|Frequency Sweep||Varies the operating frequency of the PO solver||Multiple runs||Runs at a specified set of frequency samples||None|
|Parametric Sweep||Varies the value(s) of one or more project variables||Multiple runs||Runs at the center frequency fc||None|
|Optimization||Optimizes the value(s) of one or more project variables to achieve a design goal||Multiple runs||Runs at the center frequency fc||None|
|HDMR Sweep||Varies the value(s) of one or more project variables to generate a compact model||Multiple runs||Runs at the center frequency fc||None|
You can set the simulation mode from EM.Illumina's "Simulation Run Dialog". A single-frequency analysis is a single-run simulation. All the other simulation modes in the above list are considered multi-run simulations.
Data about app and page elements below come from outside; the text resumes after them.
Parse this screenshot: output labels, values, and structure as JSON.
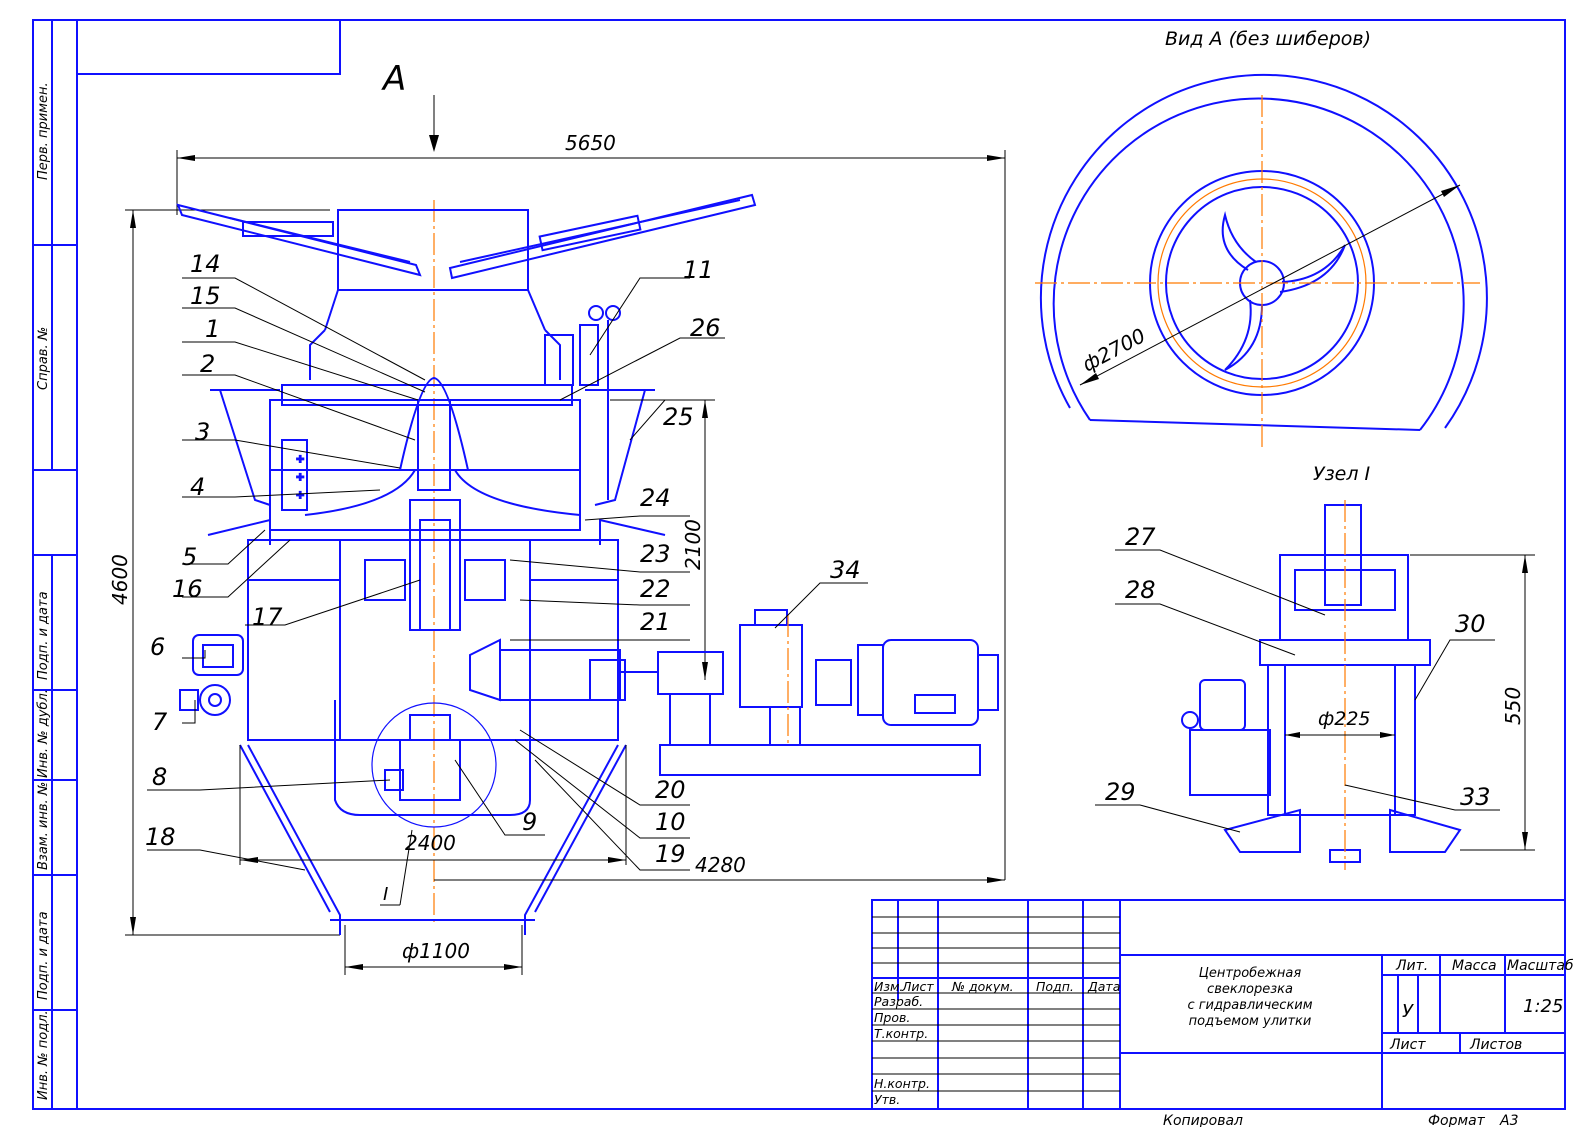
{
  "view_a_title": "Вид А (без шиберов)",
  "node_title": "Узел I",
  "view_arrow_letter": "А",
  "node_marker": "I",
  "dimensions": {
    "overall_width": "5650",
    "overall_height": "4600",
    "height_2100": "2100",
    "width_2400": "2400",
    "width_4280": "4280",
    "outlet_diameter": "ф1100",
    "view_a_diameter": "ф2700",
    "node_height": "550",
    "node_diameter": "ф225"
  },
  "part_numbers": {
    "p1": "1",
    "p2": "2",
    "p3": "3",
    "p4": "4",
    "p5": "5",
    "p6": "6",
    "p7": "7",
    "p8": "8",
    "p9": "9",
    "p10": "10",
    "p11": "11",
    "p14": "14",
    "p15": "15",
    "p16": "16",
    "p17": "17",
    "p18": "18",
    "p19": "19",
    "p20": "20",
    "p21": "21",
    "p22": "22",
    "p23": "23",
    "p24": "24",
    "p25": "25",
    "p26": "26",
    "p27": "27",
    "p28": "28",
    "p29": "29",
    "p30": "30",
    "p33": "33",
    "p34": "34"
  },
  "left_strip": {
    "perv_primen": "Перв. примен.",
    "sprav_no": "Справ. №",
    "podp_data_1": "Подп. и дата",
    "inv_dubl": "Инв. № дубл.",
    "vzam_inv": "Взам. инв. №",
    "podp_data_2": "Подп. и дата",
    "inv_podl": "Инв. № подл."
  },
  "title_block": {
    "title_line1": "Центробежная",
    "title_line2": "свеклорезка",
    "title_line3": "с гидравлическим",
    "title_line4": "подъемом улитки",
    "izm": "Изм.",
    "list": "Лист",
    "doc_no": "№ докум.",
    "podp": "Подп.",
    "data": "Дата",
    "razrab": "Разраб.",
    "prov": "Пров.",
    "tkontr": "Т.контр.",
    "nkontr": "Н.контр.",
    "utv": "Утв.",
    "lit": "Лит.",
    "massa": "Масса",
    "masshtab": "Масштаб",
    "lit_value": "У",
    "scale_value": "1:25",
    "sheet_label": "Лист",
    "sheets_label": "Листов",
    "copied": "Копировал",
    "format_label": "Формат",
    "format_value": "А3"
  }
}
If you run a simulation without having defined any observables, no data will be generated at the end of the simulation. In multi-run simulation modes, certain parameters are varied and a collection of simulation data files are generated. At the end of a sweep simulation, you can graph the simulation results in EM.Grid or you can animate the 3D simulation data from the navigation tree.
Running A Single-Frequency PO Analysis
To open EM.Illumina's Simulation Run dialog, click the Run button of the Simulate Toolbar or select Menu > Simulate > Run...or use the keyboard shortcut Ctrl+R. To start the simulation click the Run button of this dialog. Once the PO simulation starts, a new dialog called Output Window opens up that reports the various stages of PO simulation, displays the running time and shows the percentage of completion for certain tasks during the PO simulation process. A prompt announces the completion of the PO simulation. At this time, EM.Cube generates a number of output data files that contain all the computed simulation data. These include current distributions, near field data, far field radiation pattern data as well bi-static or mono-static radar cross sections (RCS) if the structure is excited by a plane wave source.
Setting The Numerical Parameters
Before you run a PO simulation, you can change some of the PO simulation engine settings. While in the EM.Illumina's Simulation Run Dialog, click the Settings button next to the Select Engine dropdown list. In the Physical Optics Engine Settings Dialog, there are two options for Solver Type: Iterative and GOPO. The default option is Iterative. The GOPO solver is a zero-order PO simulator that uses Geometrical Optics (GO) to determine the lit and shadow cells in the structure's mesh. For the termination of the IPO solver, there are two options: Convergence Error and Maximum Number of Iterations. The default Termination Criterion is based on convergence error, which has a default value of 0.1 and can be changed to any desired accuracy. The convergence error is defined as the L2 norm of the normalized residual error in the combined J/M current solution of the entire discretized structure from one iteration to the next. Note that for this purpose, the magnetic currents are scaled by η0 in the residual error vector.
You can also use higher- or lower-order integration schemes for the calculation of field integrals. EM.Cube's PO simulation engine uses triangular cells for the mesh of the physical surface structures and rectangular cells for discretization of Huygens sources and surfaces. For integration of triangular cells, you have three options: 7-Point Quadrature, 3-Point Quadrature and Constant. For integration of rectangular cells, too, you have three options: 9-Point Quadrature, 4-Point Quadrature and Constant.